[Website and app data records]
_____

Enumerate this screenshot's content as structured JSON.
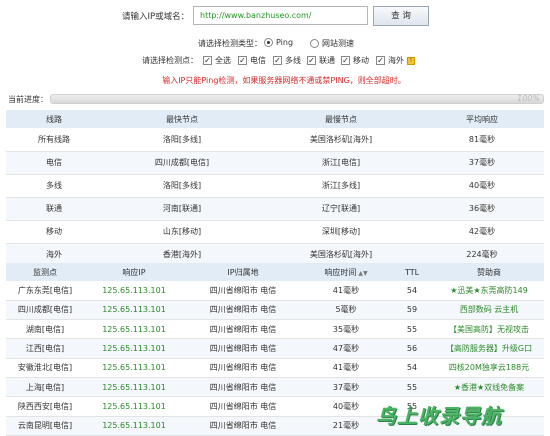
{
  "form": {
    "domain_label": "请输入IP或域名：",
    "domain_value": "http://www.banzhuseo.com/",
    "query_label": "查 询",
    "type_label": "请选择检测类型：",
    "type_options": [
      {
        "label": "Ping",
        "checked": true
      },
      {
        "label": "网站测速",
        "checked": false
      }
    ],
    "points_label": "请选择检测点：",
    "points": [
      "全选",
      "电信",
      "多线",
      "联通",
      "移动",
      "海外"
    ],
    "notice": "输入IP只能Ping检测，如果服务器网络不通或禁PING，则全部超时。"
  },
  "progress": {
    "label": "当前进度：",
    "value_text": "100%",
    "value": 1.0
  },
  "summary": {
    "headers": [
      "线路",
      "最快节点",
      "最慢节点",
      "平均响应"
    ],
    "rows": [
      [
        "所有线路",
        "洛阳[多线]",
        "美国洛杉矶[海外]",
        "81毫秒"
      ],
      [
        "电信",
        "四川成都[电信]",
        "浙江[电信]",
        "37毫秒"
      ],
      [
        "多线",
        "洛阳[多线]",
        "浙江[多线]",
        "40毫秒"
      ],
      [
        "联通",
        "河南[联通]",
        "辽宁[联通]",
        "36毫秒"
      ],
      [
        "移动",
        "山东[移动]",
        "深圳[移动]",
        "42毫秒"
      ],
      [
        "海外",
        "香港[海外]",
        "美国洛杉矶[海外]",
        "224毫秒"
      ]
    ]
  },
  "detail": {
    "headers": [
      "监测点",
      "响应IP",
      "IP归属地",
      "响应时间",
      "TTL",
      "赞助商"
    ],
    "sort_icon": "sort-icon",
    "rows": [
      [
        "广东东莞[电信]",
        "125.65.113.101",
        "四川省绵阳市 电信",
        "41毫秒",
        "54",
        "★迅美★东莞高防149"
      ],
      [
        "四川成都[电信]",
        "125.65.113.101",
        "四川省绵阳市 电信",
        "5毫秒",
        "59",
        "西部数码 云主机"
      ],
      [
        "湖南[电信]",
        "125.65.113.101",
        "四川省绵阳市 电信",
        "35毫秒",
        "55",
        "【美国高防】无视攻击"
      ],
      [
        "江西[电信]",
        "125.65.113.101",
        "四川省绵阳市 电信",
        "47毫秒",
        "56",
        "【高防服务器】升级G口"
      ],
      [
        "安徽淮北[电信]",
        "125.65.113.101",
        "四川省绵阳市 电信",
        "41毫秒",
        "54",
        "四核20M独享云188元"
      ],
      [
        "上海[电信]",
        "125.65.113.101",
        "四川省绵阳市 电信",
        "37毫秒",
        "55",
        "★香港★双线免备案"
      ],
      [
        "陕西西安[电信]",
        "125.65.113.101",
        "四川省绵阳市 电信",
        "40毫秒",
        "55",
        ""
      ],
      [
        "云南昆明[电信]",
        "125.65.113.101",
        "四川省绵阳市 电信",
        "21毫秒",
        "",
        ""
      ]
    ]
  },
  "watermark": "鸟上收录导航",
  "colors": {
    "header_bg": "#e1ecf7",
    "notice_red": "#d42a2a",
    "ip_green": "#2a8a2a"
  }
}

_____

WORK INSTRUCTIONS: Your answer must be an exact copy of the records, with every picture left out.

ANSWER TO THIS EXERCISE:
Enumerate this screenshot's content as structured JSON.
{
  "form": {
    "domain_label": "请输入IP或域名：",
    "domain_value": "http://www.banzhuseo.com/",
    "query_label": "查 询",
    "type_label": "请选择检测类型：",
    "type_options": [
      {
        "label": "Ping",
        "checked": true
      },
      {
        "label": "网站测速",
        "checked": false
      }
    ],
    "points_label": "请选择检测点：",
    "points": [
      "全选",
      "电信",
      "多线",
      "联通",
      "移动",
      "海外"
    ],
    "notice": "输入IP只能Ping检测，如果服务器网络不通或禁PING，则全部超时。"
  },
  "progress": {
    "label": "当前进度：",
    "value_text": "100%",
    "value": 1.0
  },
  "summary": {
    "headers": [
      "线路",
      "最快节点",
      "最慢节点",
      "平均响应"
    ],
    "rows": [
      [
        "所有线路",
        "洛阳[多线]",
        "美国洛杉矶[海外]",
        "81毫秒"
      ],
      [
        "电信",
        "四川成都[电信]",
        "浙江[电信]",
        "37毫秒"
      ],
      [
        "多线",
        "洛阳[多线]",
        "浙江[多线]",
        "40毫秒"
      ],
      [
        "联通",
        "河南[联通]",
        "辽宁[联通]",
        "36毫秒"
      ],
      [
        "移动",
        "山东[移动]",
        "深圳[移动]",
        "42毫秒"
      ],
      [
        "海外",
        "香港[海外]",
        "美国洛杉矶[海外]",
        "224毫秒"
      ]
    ]
  },
  "detail": {
    "headers": [
      "监测点",
      "响应IP",
      "IP归属地",
      "响应时间",
      "TTL",
      "赞助商"
    ],
    "sort_icon": "sort-icon",
    "rows": [
      [
        "广东东莞[电信]",
        "125.65.113.101",
        "四川省绵阳市 电信",
        "41毫秒",
        "54",
        "★迅美★东莞高防149"
      ],
      [
        "四川成都[电信]",
        "125.65.113.101",
        "四川省绵阳市 电信",
        "5毫秒",
        "59",
        "西部数码 云主机"
      ],
      [
        "湖南[电信]",
        "125.65.113.101",
        "四川省绵阳市 电信",
        "35毫秒",
        "55",
        "【美国高防】无视攻击"
      ],
      [
        "江西[电信]",
        "125.65.113.101",
        "四川省绵阳市 电信",
        "47毫秒",
        "56",
        "【高防服务器】升级G口"
      ],
      [
        "安徽淮北[电信]",
        "125.65.113.101",
        "四川省绵阳市 电信",
        "41毫秒",
        "54",
        "四核20M独享云188元"
      ],
      [
        "上海[电信]",
        "125.65.113.101",
        "四川省绵阳市 电信",
        "37毫秒",
        "55",
        "★香港★双线免备案"
      ],
      [
        "陕西西安[电信]",
        "125.65.113.101",
        "四川省绵阳市 电信",
        "40毫秒",
        "55",
        ""
      ],
      [
        "云南昆明[电信]",
        "125.65.113.101",
        "四川省绵阳市 电信",
        "21毫秒",
        "",
        ""
      ]
    ]
  },
  "watermark": "鸟上收录导航",
  "colors": {
    "header_bg": "#e1ecf7",
    "notice_red": "#d42a2a",
    "ip_green": "#2a8a2a"
  }
}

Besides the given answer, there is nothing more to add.